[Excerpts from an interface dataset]
──────────

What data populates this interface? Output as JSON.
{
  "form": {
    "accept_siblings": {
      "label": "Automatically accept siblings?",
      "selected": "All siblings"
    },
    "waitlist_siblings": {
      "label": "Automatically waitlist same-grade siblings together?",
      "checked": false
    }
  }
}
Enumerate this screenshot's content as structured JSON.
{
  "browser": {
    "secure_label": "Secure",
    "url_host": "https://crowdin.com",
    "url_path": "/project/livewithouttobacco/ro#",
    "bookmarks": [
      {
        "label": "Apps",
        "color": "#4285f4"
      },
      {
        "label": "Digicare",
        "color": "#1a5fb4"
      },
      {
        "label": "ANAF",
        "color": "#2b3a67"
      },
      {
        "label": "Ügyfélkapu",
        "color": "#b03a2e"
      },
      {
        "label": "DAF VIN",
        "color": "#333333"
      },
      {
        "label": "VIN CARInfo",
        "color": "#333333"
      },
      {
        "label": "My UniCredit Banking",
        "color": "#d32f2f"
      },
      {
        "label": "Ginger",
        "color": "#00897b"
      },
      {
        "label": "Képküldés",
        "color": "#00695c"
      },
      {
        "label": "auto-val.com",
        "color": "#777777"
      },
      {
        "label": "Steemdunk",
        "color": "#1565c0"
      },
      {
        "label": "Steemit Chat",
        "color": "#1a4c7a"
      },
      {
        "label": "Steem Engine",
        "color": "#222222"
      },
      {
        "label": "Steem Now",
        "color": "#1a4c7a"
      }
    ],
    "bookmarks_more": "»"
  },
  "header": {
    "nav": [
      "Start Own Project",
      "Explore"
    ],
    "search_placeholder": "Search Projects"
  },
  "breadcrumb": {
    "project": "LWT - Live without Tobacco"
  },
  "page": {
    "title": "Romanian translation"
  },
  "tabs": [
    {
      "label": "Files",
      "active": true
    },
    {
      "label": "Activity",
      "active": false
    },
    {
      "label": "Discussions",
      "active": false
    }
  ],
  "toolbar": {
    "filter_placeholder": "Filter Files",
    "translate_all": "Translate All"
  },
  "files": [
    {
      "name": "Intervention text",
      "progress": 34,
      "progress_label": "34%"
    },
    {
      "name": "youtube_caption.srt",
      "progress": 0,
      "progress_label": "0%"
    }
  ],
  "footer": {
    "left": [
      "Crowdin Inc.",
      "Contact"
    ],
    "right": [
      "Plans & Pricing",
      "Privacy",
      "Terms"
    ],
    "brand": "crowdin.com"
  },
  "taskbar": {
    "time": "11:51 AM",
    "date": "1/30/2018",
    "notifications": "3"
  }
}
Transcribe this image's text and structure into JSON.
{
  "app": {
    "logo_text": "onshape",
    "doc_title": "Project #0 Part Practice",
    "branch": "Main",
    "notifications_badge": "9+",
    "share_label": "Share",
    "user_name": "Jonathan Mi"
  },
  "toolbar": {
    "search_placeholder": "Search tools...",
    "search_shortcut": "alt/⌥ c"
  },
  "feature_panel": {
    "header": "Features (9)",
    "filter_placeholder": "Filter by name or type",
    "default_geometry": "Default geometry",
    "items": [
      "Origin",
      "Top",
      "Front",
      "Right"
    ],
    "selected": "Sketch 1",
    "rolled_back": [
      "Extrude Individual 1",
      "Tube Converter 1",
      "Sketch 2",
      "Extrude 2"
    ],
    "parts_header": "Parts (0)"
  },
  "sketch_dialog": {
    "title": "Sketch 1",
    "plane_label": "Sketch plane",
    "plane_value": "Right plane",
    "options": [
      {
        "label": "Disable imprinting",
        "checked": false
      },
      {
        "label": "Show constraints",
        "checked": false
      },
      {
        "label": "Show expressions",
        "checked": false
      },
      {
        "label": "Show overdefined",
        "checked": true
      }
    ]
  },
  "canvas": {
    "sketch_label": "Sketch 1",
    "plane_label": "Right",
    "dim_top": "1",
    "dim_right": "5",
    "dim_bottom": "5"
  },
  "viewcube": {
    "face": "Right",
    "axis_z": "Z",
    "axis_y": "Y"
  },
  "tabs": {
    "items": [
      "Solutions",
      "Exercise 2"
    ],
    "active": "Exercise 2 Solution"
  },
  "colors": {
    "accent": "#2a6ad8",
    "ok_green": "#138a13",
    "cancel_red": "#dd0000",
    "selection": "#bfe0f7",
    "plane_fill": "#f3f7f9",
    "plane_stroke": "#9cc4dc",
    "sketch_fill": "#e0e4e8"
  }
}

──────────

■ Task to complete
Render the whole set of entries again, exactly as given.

■ Reply to the task
What data populates this interface? Output as JSON.
{
  "form": {
    "accept_siblings": {
      "label": "Automatically accept siblings?",
      "selected": "All siblings"
    },
    "waitlist_siblings": {
      "label": "Automatically waitlist same-grade siblings together?",
      "checked": false
    }
  }
}
Enumerate this screenshot's content as structured JSON.
{
  "browser": {
    "secure_label": "Secure",
    "url_host": "https://crowdin.com",
    "url_path": "/project/livewithouttobacco/ro#",
    "bookmarks": [
      {
        "label": "Apps",
        "color": "#4285f4"
      },
      {
        "label": "Digicare",
        "color": "#1a5fb4"
      },
      {
        "label": "ANAF",
        "color": "#2b3a67"
      },
      {
        "label": "Ügyfélkapu",
        "color": "#b03a2e"
      },
      {
        "label": "DAF VIN",
        "color": "#333333"
      },
      {
        "label": "VIN CARInfo",
        "color": "#333333"
      },
      {
        "label": "My UniCredit Banking",
        "color": "#d32f2f"
      },
      {
        "label": "Ginger",
        "color": "#00897b"
      },
      {
        "label": "Képküldés",
        "color": "#00695c"
      },
      {
        "label": "auto-val.com",
        "color": "#777777"
      },
      {
        "label": "Steemdunk",
        "color": "#1565c0"
      },
      {
        "label": "Steemit Chat",
        "color": "#1a4c7a"
      },
      {
        "label": "Steem Engine",
        "color": "#222222"
      },
      {
        "label": "Steem Now",
        "color": "#1a4c7a"
      }
    ],
    "bookmarks_more": "»"
  },
  "header": {
    "nav": [
      "Start Own Project",
      "Explore"
    ],
    "search_placeholder": "Search Projects"
  },
  "breadcrumb": {
    "project": "LWT - Live without Tobacco"
  },
  "page": {
    "title": "Romanian translation"
  },
  "tabs": [
    {
      "label": "Files",
      "active": true
    },
    {
      "label": "Activity",
      "active": false
    },
    {
      "label": "Discussions",
      "active": false
    }
  ],
  "toolbar": {
    "filter_placeholder": "Filter Files",
    "translate_all": "Translate All"
  },
  "files": [
    {
      "name": "Intervention text",
      "progress": 34,
      "progress_label": "34%"
    },
    {
      "name": "youtube_caption.srt",
      "progress": 0,
      "progress_label": "0%"
    }
  ],
  "footer": {
    "left": [
      "Crowdin Inc.",
      "Contact"
    ],
    "right": [
      "Plans & Pricing",
      "Privacy",
      "Terms"
    ],
    "brand": "crowdin.com"
  },
  "taskbar": {
    "time": "11:51 AM",
    "date": "1/30/2018",
    "notifications": "3"
  }
}
Transcribe this image's text and structure into JSON.
{
  "app": {
    "logo_text": "onshape",
    "doc_title": "Project #0 Part Practice",
    "branch": "Main",
    "notifications_badge": "9+",
    "share_label": "Share",
    "user_name": "Jonathan Mi"
  },
  "toolbar": {
    "search_placeholder": "Search tools...",
    "search_shortcut": "alt/⌥ c"
  },
  "feature_panel": {
    "header": "Features (9)",
    "filter_placeholder": "Filter by name or type",
    "default_geometry": "Default geometry",
    "items": [
      "Origin",
      "Top",
      "Front",
      "Right"
    ],
    "selected": "Sketch 1",
    "rolled_back": [
      "Extrude Individual 1",
      "Tube Converter 1",
      "Sketch 2",
      "Extrude 2"
    ],
    "parts_header": "Parts (0)"
  },
  "sketch_dialog": {
    "title": "Sketch 1",
    "plane_label": "Sketch plane",
    "plane_value": "Right plane",
    "options": [
      {
        "label": "Disable imprinting",
        "checked": false
      },
      {
        "label": "Show constraints",
        "checked": false
      },
      {
        "label": "Show expressions",
        "checked": false
      },
      {
        "label": "Show overdefined",
        "checked": true
      }
    ]
  },
  "canvas": {
    "sketch_label": "Sketch 1",
    "plane_label": "Right",
    "dim_top": "1",
    "dim_right": "5",
    "dim_bottom": "5"
  },
  "viewcube": {
    "face": "Right",
    "axis_z": "Z",
    "axis_y": "Y"
  },
  "tabs": {
    "items": [
      "Solutions",
      "Exercise 2"
    ],
    "active": "Exercise 2 Solution"
  },
  "colors": {
    "accent": "#2a6ad8",
    "ok_green": "#138a13",
    "cancel_red": "#dd0000",
    "selection": "#bfe0f7",
    "plane_fill": "#f3f7f9",
    "plane_stroke": "#9cc4dc",
    "sketch_fill": "#e0e4e8"
  }
}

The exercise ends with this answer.